To me, the most rewarding thing about Cobra Starship is that we were successful not because we played the game, but because we broke the rules and paved our own way. There was something magical about how everything came together, and we were blessed to have your support and to see our dreams materialize. However, I know that sometimes when things go on for too long, that magic can start to fade . . . And as hard as it is for all of us, I would rather close this chapter of our lives and be able to look back on it fondly than allow something that means so much to us stagnate. My only hope is that we were able to be the backdrop to some of your fondest memories, and that those experiences have positively impacted you in a permanent way.
Again, I want to thank you; and I want you to know that even though Cobra Starship is coming to an end, the things that we stood for (rooting for underdogs, taking control of your destiny, taking shots at the establishment, not taking any shit, and not taking yourself too seriously), will live on and will continue to matter to me. I hope they will continue to matter to you too.
To Nate, Victoria, Ryland, Alex, Halvo & Andy, I want to thank you guys for believing in my crazy vision and putting your trust in me to steer the ship. No book could ever capture the insanity of our adventures. We built this thing from scratch and we have so much to be proud of. Being in Cobras with you taught me what it takes to be a leader, and for that I will be forever grateful.
I want to thank everyone on our team who worked with us and all of our crew who took care of everything for us. We came up with something totally out of the box and we were able to bring it to life by putting our heads together and creating new strategies. We are lucky to have worked with some of the greatest people in the business and we couldn’t have done it without you.

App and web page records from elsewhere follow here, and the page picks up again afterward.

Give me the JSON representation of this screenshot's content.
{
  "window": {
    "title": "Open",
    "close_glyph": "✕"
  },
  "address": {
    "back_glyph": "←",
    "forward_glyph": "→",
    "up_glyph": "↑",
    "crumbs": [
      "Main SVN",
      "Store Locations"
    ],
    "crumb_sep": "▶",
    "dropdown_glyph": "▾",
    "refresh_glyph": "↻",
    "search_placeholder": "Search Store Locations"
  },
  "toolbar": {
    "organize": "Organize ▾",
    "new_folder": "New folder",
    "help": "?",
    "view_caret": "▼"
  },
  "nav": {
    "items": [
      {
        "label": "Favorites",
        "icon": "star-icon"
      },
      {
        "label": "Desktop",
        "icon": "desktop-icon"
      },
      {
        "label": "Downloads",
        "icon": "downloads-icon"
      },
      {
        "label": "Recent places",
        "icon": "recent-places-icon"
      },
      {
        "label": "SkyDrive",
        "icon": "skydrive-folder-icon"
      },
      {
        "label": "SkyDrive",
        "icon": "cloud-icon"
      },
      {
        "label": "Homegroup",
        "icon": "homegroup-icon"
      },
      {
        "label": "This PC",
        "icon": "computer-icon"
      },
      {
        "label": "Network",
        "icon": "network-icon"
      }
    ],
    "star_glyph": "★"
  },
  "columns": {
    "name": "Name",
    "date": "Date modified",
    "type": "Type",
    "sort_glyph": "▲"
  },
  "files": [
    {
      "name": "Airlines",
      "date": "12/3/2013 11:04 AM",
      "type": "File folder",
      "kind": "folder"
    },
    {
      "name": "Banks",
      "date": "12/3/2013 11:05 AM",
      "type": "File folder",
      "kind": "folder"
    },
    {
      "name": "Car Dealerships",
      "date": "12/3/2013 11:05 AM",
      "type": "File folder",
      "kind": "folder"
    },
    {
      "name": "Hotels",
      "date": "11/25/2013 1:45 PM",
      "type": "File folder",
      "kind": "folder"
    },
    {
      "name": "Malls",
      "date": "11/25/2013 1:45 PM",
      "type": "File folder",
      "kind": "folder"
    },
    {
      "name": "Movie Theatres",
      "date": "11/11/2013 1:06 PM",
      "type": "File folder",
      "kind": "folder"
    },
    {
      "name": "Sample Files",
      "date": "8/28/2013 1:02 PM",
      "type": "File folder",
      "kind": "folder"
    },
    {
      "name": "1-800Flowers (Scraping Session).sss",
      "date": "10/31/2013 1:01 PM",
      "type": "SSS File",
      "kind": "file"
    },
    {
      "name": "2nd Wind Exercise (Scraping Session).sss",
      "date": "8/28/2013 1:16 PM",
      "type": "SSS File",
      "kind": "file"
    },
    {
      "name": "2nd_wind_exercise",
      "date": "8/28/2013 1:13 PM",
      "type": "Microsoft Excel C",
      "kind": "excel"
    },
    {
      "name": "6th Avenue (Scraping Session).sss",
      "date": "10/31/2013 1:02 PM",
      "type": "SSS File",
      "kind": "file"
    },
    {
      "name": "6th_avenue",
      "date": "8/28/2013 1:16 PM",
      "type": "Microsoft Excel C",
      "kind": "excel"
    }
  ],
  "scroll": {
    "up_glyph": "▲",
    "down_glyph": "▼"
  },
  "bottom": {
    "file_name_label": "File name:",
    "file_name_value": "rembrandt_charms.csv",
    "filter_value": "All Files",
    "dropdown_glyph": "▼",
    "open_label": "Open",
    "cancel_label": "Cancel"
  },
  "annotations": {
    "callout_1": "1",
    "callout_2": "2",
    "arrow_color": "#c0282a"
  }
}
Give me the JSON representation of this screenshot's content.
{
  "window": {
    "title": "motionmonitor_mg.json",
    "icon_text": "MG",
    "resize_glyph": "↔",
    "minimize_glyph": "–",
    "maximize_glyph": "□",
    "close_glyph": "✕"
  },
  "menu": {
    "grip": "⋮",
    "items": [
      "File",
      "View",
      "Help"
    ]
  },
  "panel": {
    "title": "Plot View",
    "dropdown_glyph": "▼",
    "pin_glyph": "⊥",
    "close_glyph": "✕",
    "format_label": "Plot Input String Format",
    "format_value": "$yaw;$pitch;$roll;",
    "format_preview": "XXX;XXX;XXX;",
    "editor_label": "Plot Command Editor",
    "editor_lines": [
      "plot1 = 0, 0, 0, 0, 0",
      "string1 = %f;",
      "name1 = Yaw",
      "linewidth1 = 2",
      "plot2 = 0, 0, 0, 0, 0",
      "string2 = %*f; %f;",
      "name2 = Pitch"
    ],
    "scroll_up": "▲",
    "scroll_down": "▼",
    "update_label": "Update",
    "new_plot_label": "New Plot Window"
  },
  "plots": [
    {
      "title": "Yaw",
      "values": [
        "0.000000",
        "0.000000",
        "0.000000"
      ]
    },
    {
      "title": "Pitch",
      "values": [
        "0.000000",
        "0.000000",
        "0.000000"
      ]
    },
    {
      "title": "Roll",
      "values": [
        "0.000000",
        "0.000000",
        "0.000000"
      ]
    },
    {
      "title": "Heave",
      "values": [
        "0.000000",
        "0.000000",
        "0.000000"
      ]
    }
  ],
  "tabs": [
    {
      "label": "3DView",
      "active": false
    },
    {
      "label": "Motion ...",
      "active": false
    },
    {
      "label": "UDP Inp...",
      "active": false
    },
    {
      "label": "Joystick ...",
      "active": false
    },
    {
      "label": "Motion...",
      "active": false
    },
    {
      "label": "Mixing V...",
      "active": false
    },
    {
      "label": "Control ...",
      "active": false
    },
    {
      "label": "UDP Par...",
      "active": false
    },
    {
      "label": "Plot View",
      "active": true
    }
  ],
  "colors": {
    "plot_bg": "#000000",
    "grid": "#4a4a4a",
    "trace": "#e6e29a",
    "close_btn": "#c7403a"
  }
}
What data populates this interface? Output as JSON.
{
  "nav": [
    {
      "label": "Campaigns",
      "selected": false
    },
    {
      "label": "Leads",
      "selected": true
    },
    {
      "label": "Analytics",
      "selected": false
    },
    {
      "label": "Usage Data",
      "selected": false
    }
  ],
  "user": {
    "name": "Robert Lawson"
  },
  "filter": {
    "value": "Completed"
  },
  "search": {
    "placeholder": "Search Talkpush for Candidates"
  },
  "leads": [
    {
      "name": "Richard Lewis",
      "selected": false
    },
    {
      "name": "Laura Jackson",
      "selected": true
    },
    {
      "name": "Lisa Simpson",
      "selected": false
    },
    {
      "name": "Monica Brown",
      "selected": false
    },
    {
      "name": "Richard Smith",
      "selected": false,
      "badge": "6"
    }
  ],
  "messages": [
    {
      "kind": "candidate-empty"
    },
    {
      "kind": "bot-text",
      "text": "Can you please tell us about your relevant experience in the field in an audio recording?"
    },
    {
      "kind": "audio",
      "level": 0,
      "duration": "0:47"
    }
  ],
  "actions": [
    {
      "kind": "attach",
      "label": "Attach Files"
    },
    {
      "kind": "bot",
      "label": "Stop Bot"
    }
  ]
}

Looking back on everything, I realize just how grateful I am to have made music for a living. Not simply because I got to (quote-unquote) “live the dream,” but more importantly, because I was able to have such a cathartic lens by which to understand my life; writing was my therapy and shows were my salvation. I also realize how fortunate I am to have experienced a somewhat tumultuous road as an artist. It was because of the challenges along my journey that I was forced to look inwards, accept responsibility and transform. I feel like I’ve lived a hundred lifetimes and that I’ve learned things I could have never been taught elsewhere. I was able to connect with people all over the world and from all walks of life, and I will take these lessons, experiences, and connections with me wherever I go. But now the time has come to move on.
That of course begs the question: Well, where are you going bro?
The truth is that there is nothing that I am more passionate about than music. And although the time has come for me to pass the baton, nothing would be as rewarding for me as the opportunity to share my wisdom and experiences with the next generation of artists.
And so, me and my boy Mike Carden are starting a company to do just that:
Get at us. We’ll see you in 2016.
Love you guys.
And even though it’s over, just remember that Cobras never say die.